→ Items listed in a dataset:

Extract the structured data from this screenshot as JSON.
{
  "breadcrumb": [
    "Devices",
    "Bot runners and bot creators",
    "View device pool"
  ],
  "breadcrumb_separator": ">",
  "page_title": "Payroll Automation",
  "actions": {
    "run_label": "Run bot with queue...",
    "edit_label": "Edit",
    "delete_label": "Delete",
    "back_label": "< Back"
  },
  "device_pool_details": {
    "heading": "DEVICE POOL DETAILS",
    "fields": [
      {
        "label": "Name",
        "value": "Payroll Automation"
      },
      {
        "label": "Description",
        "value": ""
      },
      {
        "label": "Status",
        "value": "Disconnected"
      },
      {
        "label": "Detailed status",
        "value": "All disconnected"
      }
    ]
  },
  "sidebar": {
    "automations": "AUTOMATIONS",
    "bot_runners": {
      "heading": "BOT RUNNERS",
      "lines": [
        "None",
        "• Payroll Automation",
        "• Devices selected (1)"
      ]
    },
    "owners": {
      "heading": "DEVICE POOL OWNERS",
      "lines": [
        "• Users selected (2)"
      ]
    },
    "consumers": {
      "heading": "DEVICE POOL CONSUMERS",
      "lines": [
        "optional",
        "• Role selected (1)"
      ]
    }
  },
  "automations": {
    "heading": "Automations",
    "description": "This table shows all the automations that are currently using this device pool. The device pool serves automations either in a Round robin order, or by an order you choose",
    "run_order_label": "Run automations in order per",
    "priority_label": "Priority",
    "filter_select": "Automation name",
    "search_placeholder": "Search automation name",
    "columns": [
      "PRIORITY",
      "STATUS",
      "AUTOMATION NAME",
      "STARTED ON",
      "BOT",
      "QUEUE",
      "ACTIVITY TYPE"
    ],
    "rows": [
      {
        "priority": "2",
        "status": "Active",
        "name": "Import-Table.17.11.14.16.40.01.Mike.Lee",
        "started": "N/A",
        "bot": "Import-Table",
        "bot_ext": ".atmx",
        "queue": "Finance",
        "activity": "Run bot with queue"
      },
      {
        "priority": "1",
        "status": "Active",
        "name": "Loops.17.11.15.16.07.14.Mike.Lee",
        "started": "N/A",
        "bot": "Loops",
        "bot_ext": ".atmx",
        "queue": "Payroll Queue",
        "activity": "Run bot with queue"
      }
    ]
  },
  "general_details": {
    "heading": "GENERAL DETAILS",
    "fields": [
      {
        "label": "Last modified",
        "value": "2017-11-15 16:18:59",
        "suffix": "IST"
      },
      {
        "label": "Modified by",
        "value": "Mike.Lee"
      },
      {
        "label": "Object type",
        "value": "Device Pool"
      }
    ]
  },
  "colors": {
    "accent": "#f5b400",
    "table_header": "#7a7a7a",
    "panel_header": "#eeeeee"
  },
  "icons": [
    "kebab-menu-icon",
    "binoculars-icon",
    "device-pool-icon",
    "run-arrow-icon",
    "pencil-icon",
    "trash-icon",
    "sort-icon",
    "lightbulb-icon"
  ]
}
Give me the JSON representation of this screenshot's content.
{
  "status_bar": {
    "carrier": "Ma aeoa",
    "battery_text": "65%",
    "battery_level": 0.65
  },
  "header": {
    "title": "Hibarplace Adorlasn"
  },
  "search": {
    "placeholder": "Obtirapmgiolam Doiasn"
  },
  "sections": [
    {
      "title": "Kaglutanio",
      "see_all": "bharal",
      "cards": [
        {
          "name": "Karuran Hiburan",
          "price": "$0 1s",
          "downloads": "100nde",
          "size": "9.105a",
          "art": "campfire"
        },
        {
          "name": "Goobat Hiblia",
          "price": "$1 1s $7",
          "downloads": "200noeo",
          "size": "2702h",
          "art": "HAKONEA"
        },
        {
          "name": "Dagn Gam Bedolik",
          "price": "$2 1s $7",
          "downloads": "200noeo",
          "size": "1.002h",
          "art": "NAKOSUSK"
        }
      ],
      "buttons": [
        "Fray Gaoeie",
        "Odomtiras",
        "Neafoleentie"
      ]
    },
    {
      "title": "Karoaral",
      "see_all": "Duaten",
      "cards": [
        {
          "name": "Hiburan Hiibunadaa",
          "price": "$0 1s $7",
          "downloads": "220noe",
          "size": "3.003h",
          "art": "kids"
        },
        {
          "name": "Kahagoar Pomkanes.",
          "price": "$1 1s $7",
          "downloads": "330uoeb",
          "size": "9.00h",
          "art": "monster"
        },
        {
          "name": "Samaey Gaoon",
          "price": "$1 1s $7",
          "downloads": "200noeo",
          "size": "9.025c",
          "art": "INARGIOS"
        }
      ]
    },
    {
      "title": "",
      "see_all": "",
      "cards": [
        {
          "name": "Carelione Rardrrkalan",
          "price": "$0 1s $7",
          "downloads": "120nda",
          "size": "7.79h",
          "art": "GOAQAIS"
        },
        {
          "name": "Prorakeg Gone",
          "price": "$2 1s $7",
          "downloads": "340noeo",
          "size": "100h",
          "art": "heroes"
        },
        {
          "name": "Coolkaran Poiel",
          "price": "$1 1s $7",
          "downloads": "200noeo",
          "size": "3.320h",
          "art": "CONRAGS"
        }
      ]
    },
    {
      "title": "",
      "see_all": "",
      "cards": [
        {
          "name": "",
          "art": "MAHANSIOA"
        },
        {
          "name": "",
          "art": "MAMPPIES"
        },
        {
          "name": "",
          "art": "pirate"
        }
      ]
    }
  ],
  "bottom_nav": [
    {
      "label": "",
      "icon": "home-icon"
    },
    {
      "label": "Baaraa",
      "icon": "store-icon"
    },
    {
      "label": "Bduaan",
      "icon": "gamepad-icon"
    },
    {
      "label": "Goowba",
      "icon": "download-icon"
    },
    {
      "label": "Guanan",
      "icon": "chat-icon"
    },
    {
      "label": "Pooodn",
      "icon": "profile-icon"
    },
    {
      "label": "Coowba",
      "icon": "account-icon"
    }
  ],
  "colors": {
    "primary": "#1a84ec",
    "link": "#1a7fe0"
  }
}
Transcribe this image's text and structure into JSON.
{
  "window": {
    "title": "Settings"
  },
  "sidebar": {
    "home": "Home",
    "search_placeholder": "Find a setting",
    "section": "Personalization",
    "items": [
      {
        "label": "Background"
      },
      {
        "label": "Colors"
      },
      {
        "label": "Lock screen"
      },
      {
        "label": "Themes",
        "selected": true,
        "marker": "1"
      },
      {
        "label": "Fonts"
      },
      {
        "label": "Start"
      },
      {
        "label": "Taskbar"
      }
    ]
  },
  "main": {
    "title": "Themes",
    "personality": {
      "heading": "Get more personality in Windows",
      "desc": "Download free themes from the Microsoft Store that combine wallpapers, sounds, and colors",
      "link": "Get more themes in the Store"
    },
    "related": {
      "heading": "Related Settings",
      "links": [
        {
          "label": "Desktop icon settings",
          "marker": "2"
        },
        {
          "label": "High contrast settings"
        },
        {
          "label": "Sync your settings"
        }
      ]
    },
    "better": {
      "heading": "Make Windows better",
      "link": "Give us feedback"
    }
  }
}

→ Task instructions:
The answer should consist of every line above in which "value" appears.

→ Solution below:
        "value": "Payroll Automation"
        "value": ""
        "value": "Disconnected"
        "value": "All disconnected"
        "value": "2017-11-15 16:18:59",
        "value": "Mike.Lee"
        "value": "Device Pool"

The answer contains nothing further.